> _WORK TASK_
Search the data for the string "strategies" and copy each line where it turns up.

> _DATA_
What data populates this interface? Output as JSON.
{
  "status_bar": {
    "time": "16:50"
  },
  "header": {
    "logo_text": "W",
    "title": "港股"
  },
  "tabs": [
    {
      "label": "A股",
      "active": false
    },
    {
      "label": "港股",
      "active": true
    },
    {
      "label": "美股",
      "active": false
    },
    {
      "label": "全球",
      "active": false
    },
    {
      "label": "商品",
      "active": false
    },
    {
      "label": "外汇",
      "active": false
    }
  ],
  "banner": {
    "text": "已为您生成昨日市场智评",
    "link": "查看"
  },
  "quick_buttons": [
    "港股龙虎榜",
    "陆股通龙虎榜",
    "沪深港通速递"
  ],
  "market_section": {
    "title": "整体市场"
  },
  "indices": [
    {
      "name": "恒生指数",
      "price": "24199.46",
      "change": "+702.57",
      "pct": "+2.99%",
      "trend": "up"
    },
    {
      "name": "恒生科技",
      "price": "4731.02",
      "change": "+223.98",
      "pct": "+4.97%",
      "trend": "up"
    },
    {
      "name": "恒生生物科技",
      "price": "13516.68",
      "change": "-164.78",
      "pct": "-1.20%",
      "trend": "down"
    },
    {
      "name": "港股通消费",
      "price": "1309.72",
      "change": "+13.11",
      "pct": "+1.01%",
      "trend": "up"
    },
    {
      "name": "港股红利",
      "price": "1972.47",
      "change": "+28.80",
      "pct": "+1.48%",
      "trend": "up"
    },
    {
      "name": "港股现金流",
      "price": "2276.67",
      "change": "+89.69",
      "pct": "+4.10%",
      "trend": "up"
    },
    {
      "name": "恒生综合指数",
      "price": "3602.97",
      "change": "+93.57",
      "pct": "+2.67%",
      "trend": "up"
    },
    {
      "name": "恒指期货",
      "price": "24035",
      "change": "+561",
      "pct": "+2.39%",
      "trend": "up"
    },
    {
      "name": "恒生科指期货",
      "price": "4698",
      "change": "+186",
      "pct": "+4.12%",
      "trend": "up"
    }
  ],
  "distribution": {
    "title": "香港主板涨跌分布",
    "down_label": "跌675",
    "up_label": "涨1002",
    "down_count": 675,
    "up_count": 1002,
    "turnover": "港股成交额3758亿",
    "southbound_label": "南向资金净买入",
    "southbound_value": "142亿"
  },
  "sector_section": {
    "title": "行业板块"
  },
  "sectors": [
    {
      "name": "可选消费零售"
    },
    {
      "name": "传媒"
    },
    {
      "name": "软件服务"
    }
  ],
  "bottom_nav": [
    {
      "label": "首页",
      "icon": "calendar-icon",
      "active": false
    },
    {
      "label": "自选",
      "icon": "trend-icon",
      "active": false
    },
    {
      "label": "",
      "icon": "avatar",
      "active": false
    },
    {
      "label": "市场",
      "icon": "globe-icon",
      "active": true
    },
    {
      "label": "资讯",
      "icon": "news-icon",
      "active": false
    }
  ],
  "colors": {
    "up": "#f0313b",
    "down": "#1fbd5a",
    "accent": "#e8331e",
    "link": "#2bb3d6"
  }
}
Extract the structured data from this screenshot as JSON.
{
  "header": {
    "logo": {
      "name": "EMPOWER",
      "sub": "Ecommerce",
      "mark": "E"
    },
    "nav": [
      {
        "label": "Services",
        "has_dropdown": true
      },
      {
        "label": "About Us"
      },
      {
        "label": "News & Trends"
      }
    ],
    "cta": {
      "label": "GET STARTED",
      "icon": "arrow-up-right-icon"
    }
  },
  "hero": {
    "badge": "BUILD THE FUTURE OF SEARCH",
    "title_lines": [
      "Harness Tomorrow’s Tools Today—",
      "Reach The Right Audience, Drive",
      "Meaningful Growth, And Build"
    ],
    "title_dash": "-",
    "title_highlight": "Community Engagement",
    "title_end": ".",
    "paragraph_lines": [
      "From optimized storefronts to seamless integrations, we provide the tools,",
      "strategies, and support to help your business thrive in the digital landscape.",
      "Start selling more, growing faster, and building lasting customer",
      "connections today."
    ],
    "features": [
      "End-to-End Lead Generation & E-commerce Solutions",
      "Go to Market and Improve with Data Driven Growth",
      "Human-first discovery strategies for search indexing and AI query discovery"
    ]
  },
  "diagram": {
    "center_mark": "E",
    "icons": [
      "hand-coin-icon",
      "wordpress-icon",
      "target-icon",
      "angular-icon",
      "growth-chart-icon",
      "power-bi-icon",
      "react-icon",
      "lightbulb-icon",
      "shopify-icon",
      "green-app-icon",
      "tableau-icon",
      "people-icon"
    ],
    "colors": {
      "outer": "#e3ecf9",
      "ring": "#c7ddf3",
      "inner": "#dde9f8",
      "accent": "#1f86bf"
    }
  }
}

> _SOLUTION FOR THIS PROBLEM_
      "strategies, and support to help your business thrive in the digital landscape.",
      "Human-first discovery strategies for search indexing and AI query discovery"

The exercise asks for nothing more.